Bonhams' Print Sale section is all set for the auction of a major work by one of the most important British print makers of the 20th Century at New Bond Street London.
The auction will take place on 17 April, 2012 with many iconic works by the renowned print maker Sybil Andrews.
Speedway (1934) by Sybil Andrews, estimated at £50,000-70,000, is one of the iconic images of the Grosvenor School of printmaking which took its name from the avant-garde Grosvenor School of Modern Art in Warwick Square, Pimlico, London.
Members of the group specialised in linocuts, producing bold, fluid, swirling images which conveyed the hectic pace of life in the 1920s and '30s. For the ten years up until the outbreak of World War II they enjoyed great success not only in Britain but also in Australia, the US, China and Canada where Andrews later settled.
Andrews and her artistic partner, Cyril Power, were seen as the most technically daring and innovative of the group.
Power's The Skaters and The Runners, estimated at £10,000-15,000 each are also in the sale together with a number of works by other members of the Grosvenor School including the Swiss born artist, Lill Tschudi and its founder, Claude Flight.
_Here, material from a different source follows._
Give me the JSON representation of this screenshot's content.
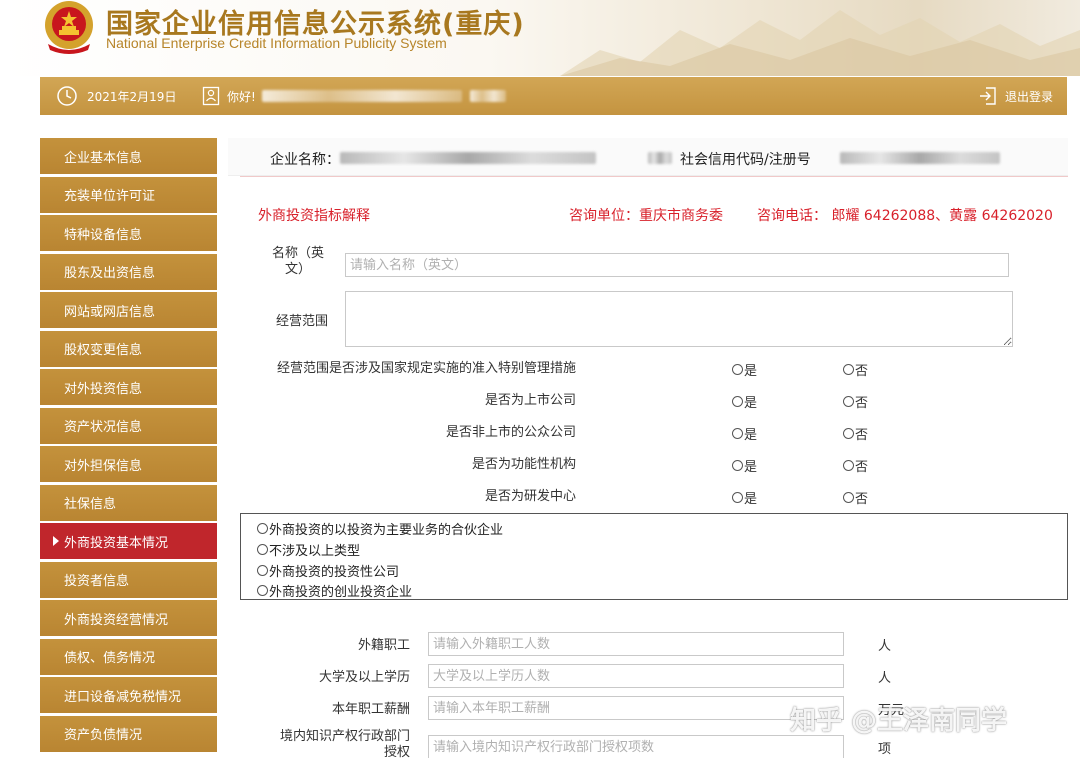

His familiar image of busses on a London street is estimated at £20,000-30,000.
"The work of Grosvenor School artists has a very modern esthetic which is one reason for its increasing popularity among collectors and the high prices it now commands. Power's 'The Eight', for example, established a world record for the artist of £57,000 at Bonhams in July last year," Bonhams Head of Prints, Robert Kennan said in a statement.
Another rare porcelain head, made in the Chelsea porcelain factory will be auctioned by Bonhams' British Pottery & Porcelain auction in April at 101 New Bond Street, London. The product is from the early period of the Chelsea factory, dating to 1748-50. Chelsea china is much collected and has always been expensive. The factory, situated just a stone's throw from Kings Road, was among the earliest to produce porcelain in England and its products were aimed at the very highest levels of 18th century society.